EXERCISE GOAL
Lines holding the string "人工推移表" are the ones to copy; find them all in the data.

GIVEN DATA

+ + + + + + +

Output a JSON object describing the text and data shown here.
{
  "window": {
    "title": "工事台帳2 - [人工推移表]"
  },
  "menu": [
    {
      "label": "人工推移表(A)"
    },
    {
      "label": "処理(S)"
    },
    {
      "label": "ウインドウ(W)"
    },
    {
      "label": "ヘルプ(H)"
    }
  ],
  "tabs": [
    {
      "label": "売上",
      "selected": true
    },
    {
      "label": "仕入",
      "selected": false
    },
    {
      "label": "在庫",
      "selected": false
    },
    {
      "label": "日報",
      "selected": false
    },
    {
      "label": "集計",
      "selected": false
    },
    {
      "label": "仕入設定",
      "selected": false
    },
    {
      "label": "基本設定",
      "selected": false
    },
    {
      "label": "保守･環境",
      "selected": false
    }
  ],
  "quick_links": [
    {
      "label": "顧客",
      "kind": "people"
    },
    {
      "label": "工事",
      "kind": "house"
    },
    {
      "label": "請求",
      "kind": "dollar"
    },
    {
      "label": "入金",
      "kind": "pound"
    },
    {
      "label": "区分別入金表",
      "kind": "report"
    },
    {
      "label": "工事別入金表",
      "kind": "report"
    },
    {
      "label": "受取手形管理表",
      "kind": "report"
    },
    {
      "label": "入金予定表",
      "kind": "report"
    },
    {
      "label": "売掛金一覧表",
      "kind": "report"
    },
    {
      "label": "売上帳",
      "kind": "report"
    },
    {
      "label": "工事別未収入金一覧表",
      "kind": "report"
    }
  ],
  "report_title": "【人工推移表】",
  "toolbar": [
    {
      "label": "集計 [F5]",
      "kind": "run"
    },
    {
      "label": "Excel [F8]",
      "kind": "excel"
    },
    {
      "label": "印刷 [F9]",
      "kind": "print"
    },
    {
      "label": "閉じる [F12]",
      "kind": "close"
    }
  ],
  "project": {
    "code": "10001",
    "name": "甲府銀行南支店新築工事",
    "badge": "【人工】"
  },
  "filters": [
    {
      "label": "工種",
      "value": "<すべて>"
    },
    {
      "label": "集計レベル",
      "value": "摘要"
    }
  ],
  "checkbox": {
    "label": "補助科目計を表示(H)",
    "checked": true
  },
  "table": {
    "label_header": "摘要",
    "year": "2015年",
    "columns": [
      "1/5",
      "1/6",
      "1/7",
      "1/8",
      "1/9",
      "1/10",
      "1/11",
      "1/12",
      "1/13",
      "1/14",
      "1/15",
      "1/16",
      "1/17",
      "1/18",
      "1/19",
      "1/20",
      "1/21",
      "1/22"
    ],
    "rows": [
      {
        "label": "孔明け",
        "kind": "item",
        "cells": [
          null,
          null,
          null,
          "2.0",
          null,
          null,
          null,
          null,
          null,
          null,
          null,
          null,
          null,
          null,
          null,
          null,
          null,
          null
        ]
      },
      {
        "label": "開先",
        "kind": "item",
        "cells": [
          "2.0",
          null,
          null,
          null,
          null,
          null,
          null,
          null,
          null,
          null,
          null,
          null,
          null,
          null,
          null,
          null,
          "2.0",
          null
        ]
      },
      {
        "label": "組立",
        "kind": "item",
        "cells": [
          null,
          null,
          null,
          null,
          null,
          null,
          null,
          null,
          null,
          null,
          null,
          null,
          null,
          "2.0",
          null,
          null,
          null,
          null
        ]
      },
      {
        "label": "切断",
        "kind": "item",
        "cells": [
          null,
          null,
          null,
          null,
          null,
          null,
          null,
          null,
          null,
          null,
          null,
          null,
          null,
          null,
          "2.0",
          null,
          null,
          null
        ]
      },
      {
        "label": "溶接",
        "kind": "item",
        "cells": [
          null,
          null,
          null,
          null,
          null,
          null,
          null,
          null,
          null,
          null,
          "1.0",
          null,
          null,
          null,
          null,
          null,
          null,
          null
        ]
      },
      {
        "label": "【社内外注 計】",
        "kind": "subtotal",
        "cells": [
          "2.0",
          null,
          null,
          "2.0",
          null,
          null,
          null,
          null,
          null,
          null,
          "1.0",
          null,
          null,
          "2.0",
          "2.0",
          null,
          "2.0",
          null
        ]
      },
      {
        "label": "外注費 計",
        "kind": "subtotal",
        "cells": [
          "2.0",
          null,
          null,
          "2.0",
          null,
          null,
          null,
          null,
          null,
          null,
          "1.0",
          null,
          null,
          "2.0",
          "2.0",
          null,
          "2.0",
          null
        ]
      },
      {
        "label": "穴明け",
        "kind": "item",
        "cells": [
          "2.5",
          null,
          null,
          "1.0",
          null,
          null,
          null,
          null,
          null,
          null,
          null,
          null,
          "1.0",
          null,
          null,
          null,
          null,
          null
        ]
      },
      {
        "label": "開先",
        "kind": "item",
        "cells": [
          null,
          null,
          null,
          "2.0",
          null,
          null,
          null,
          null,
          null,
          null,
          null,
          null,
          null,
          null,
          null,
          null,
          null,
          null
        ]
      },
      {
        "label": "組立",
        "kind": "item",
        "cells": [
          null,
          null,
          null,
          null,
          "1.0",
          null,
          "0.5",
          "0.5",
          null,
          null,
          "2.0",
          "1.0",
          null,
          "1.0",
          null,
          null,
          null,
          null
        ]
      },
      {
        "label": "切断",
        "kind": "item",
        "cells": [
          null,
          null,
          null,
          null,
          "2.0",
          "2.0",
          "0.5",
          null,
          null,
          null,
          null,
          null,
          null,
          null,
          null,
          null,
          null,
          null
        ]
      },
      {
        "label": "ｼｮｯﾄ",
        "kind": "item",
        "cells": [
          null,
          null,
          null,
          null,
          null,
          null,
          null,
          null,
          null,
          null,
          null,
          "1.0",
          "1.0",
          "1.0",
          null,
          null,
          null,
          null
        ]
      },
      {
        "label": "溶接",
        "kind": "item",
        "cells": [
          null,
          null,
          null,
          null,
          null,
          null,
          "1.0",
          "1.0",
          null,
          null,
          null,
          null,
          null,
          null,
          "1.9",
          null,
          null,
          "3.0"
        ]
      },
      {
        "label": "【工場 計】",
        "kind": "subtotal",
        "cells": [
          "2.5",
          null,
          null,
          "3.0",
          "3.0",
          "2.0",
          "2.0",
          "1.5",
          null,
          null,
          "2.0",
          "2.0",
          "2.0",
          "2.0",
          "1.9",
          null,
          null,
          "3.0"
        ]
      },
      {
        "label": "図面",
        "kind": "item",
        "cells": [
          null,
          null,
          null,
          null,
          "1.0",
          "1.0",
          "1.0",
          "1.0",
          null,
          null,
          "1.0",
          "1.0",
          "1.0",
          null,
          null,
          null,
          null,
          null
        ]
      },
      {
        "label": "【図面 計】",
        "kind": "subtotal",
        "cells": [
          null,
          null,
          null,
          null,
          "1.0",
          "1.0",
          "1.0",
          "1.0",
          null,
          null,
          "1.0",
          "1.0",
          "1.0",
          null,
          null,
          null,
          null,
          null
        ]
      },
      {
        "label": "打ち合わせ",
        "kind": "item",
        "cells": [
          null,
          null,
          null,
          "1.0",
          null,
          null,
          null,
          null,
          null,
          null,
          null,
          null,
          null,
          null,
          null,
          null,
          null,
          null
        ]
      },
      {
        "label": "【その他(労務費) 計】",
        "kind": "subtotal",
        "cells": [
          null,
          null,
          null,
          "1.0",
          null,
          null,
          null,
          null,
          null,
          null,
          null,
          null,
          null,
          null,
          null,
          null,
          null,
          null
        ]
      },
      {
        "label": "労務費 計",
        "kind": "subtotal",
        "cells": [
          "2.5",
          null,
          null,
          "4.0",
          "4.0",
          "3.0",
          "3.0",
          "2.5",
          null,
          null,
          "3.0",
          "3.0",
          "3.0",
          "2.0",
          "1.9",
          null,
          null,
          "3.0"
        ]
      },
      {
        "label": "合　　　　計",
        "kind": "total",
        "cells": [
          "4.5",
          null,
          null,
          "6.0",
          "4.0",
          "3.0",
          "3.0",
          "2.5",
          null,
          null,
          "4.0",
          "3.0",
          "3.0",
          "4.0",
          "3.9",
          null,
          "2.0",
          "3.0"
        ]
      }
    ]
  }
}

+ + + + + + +

RESPONSE FOR THIS EXERCISE
    "title": "工事台帳2 - [人工推移表]"
      "label": "人工推移表(A)"
  "report_title": "【人工推移表】",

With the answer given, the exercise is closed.